KUCHING: Applicants of the BR1M RM500 monetary aid in seven
parliamentary constituencies in
the state can now avoid the hassle
of having to queue up for hours
just to check on their application status.
Instead, those living in Kuching, Stampin, Serian, Sarikei, Lanang, Sibu and Miri can now do so via online.
The service is an initiative of
SUPP and is available on its website www.supp.org.my. All the applicants need to do is type in their identification card numbers to check on their statuses.
The website currently has more than 70,000 names of approved applicants.
SUPP president Datuk Seri Peter Chin said his party was the first
to provide the service in the country.
“This will help save a lot of time for the people. They no longer have to queue up for a long time at the Inland Revenue Board’s (IRB) offices or at the district offices just to find out if their application has been approved.
“So it is very convenient for
the people now,” he told reporters after launching the service at Dewan Sa’ati at the party’s headquarters here.
Chin added that the party was prompted to come up with the service after seeing the number of people lining up at offices throughout the state.
He added that SUPP would have provided the service earlier, but they could not immediately obtain the soft copy of the list of those who had been approved from the Ministry of Finance.
After the list was obtained, SUPP workers spent two days removing personal information such as the contact number and address of the recipients before it was uploaded to the internet.
SUPP information chief Datuk Sebastian Ting pointed out that the service would be updated as soon
as new lists of recipients were
available since approval was given
“If you check your status on the website now and there is no information about you, do not worry. We are now on the third phases and there are still two more phases to go,” he said.
Ting revealed that the Internet service was actually sparked by the SMS blast that Miri SUPP had sent out to successful applicants of the BR1M aid.

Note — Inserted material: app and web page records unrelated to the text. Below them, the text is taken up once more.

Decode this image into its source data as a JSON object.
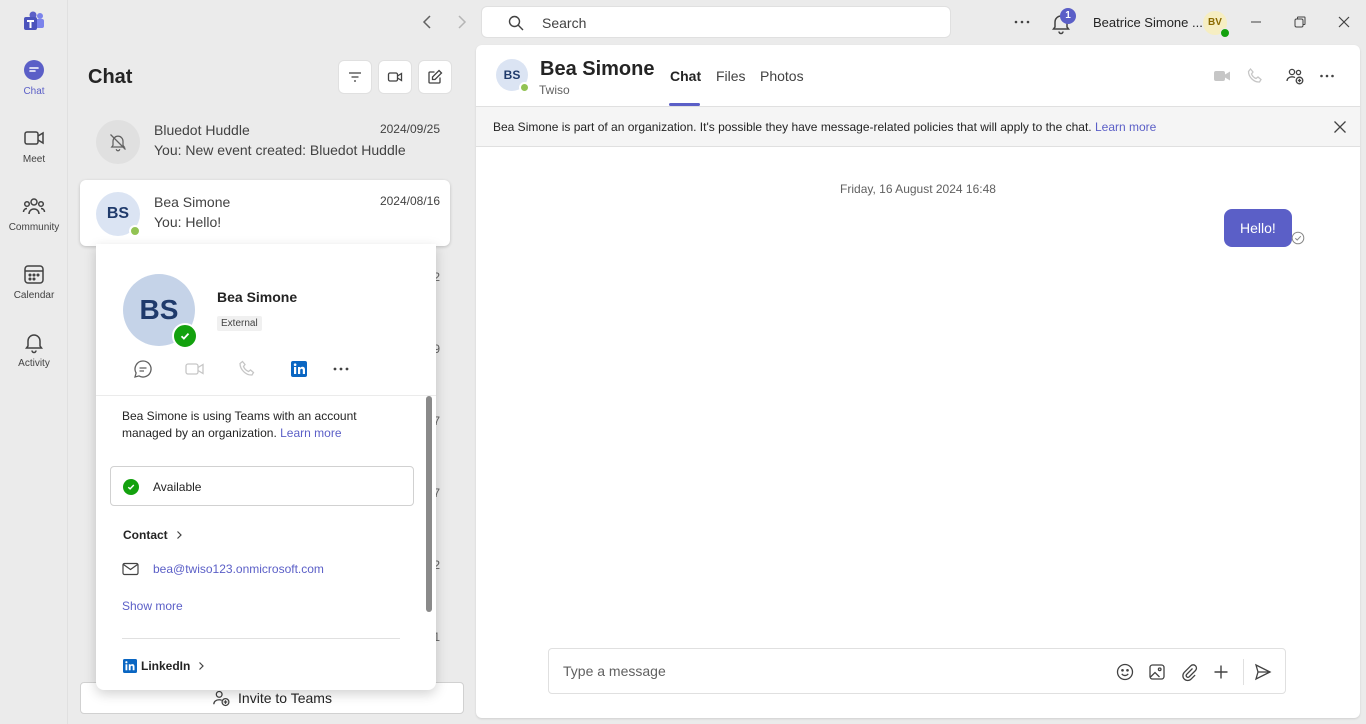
{
  "rail": {
    "items": [
      {
        "label": "Chat"
      },
      {
        "label": "Meet"
      },
      {
        "label": "Community"
      },
      {
        "label": "Calendar"
      },
      {
        "label": "Activity"
      }
    ]
  },
  "titlebar": {
    "search_placeholder": "Search",
    "notification_count": "1",
    "user_name": "Beatrice Simone ...",
    "user_initials": "BV"
  },
  "chatlist": {
    "title": "Chat",
    "items": [
      {
        "name": "Bluedot Huddle",
        "date": "2024/09/25",
        "preview": "You: New event created: Bluedot Huddle"
      },
      {
        "name": "Bea Simone",
        "initials": "BS",
        "date": "2024/08/16",
        "preview": "You: Hello!"
      }
    ],
    "fragments": [
      "2",
      "9",
      "7",
      "7",
      "2",
      "1"
    ],
    "invite_label": "Invite to Teams"
  },
  "profile_card": {
    "initials": "BS",
    "name": "Bea Simone",
    "tag": "External",
    "info_text": "Bea Simone is using Teams with an account managed by an organization.",
    "info_link": "Learn more",
    "status": "Available",
    "contact_label": "Contact",
    "email": "bea@twiso123.onmicrosoft.com",
    "show_more": "Show more",
    "linkedin_label": "LinkedIn"
  },
  "conversation": {
    "initials": "BS",
    "name": "Bea Simone",
    "org": "Twiso",
    "tabs": [
      {
        "label": "Chat"
      },
      {
        "label": "Files"
      },
      {
        "label": "Photos"
      }
    ],
    "banner_text": "Bea Simone is part of an organization. It's possible they have message-related policies that will apply to the chat.",
    "banner_link": "Learn more",
    "datestamp": "Friday, 16 August 2024 16:48",
    "message": "Hello!",
    "composer_placeholder": "Type a message"
  },
  "colors": {
    "accent": "#5b5fc7",
    "available": "#13a10e",
    "presence": "#92c353"
  }
}
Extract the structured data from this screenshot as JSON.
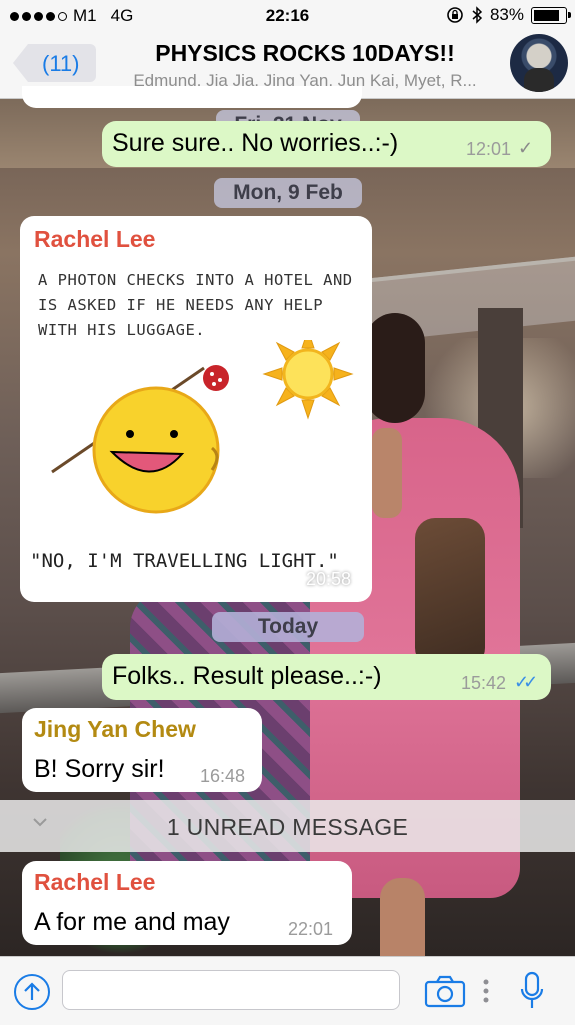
{
  "status_bar": {
    "carrier": "M1",
    "network": "4G",
    "time": "22:16",
    "battery": "83%",
    "battery_fraction": 0.83
  },
  "header": {
    "back_count": "(11)",
    "title": "PHYSICS ROCKS 10DAYS!!",
    "subtitle": "Edmund, Jia Jia, Jing Yan, Jun Kai, Myet, R..."
  },
  "date_pills": {
    "nov": "Fri, 21 Nov",
    "feb": "Mon, 9 Feb",
    "today": "Today"
  },
  "messages": {
    "m1": {
      "text": "Sure sure.. No worries..:-)",
      "time": "12:01",
      "ticks": "✓"
    },
    "m2": {
      "sender": "Rachel Lee",
      "comic_text": "A PHOTON CHECKS INTO A HOTEL AND IS ASKED IF HE NEEDS ANY HELP WITH HIS LUGGAGE.",
      "comic_caption": "\"NO, I'M TRAVELLING LIGHT.\"",
      "time": "20:58"
    },
    "m3": {
      "text": "Folks.. Result please..:-)",
      "time": "15:42",
      "ticks": "✓✓"
    },
    "m4": {
      "sender": "Jing Yan Chew",
      "text": "B! Sorry sir!",
      "time": "16:48"
    },
    "m5": {
      "sender": "Rachel Lee",
      "text": "A for me and may",
      "time": "22:01"
    }
  },
  "unread_divider": "1 UNREAD MESSAGE",
  "input": {
    "value": "",
    "placeholder": ""
  },
  "icons": {
    "back": "chevron-left-icon",
    "upload": "arrow-up-circle-icon",
    "camera": "camera-icon",
    "more": "more-vertical-icon",
    "mic": "microphone-icon"
  },
  "colors": {
    "accent": "#1a7ce6",
    "outgoing_bubble": "#dcf8c6",
    "incoming_bubble": "#ffffff",
    "rachel_name": "#e0513f",
    "jingyan_name": "#b38a12",
    "read_ticks": "#3b8fe6"
  }
}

“The SMS system was even
more tedious because we had to manually key in the contact numbers of some 20,000 people,” Ting said.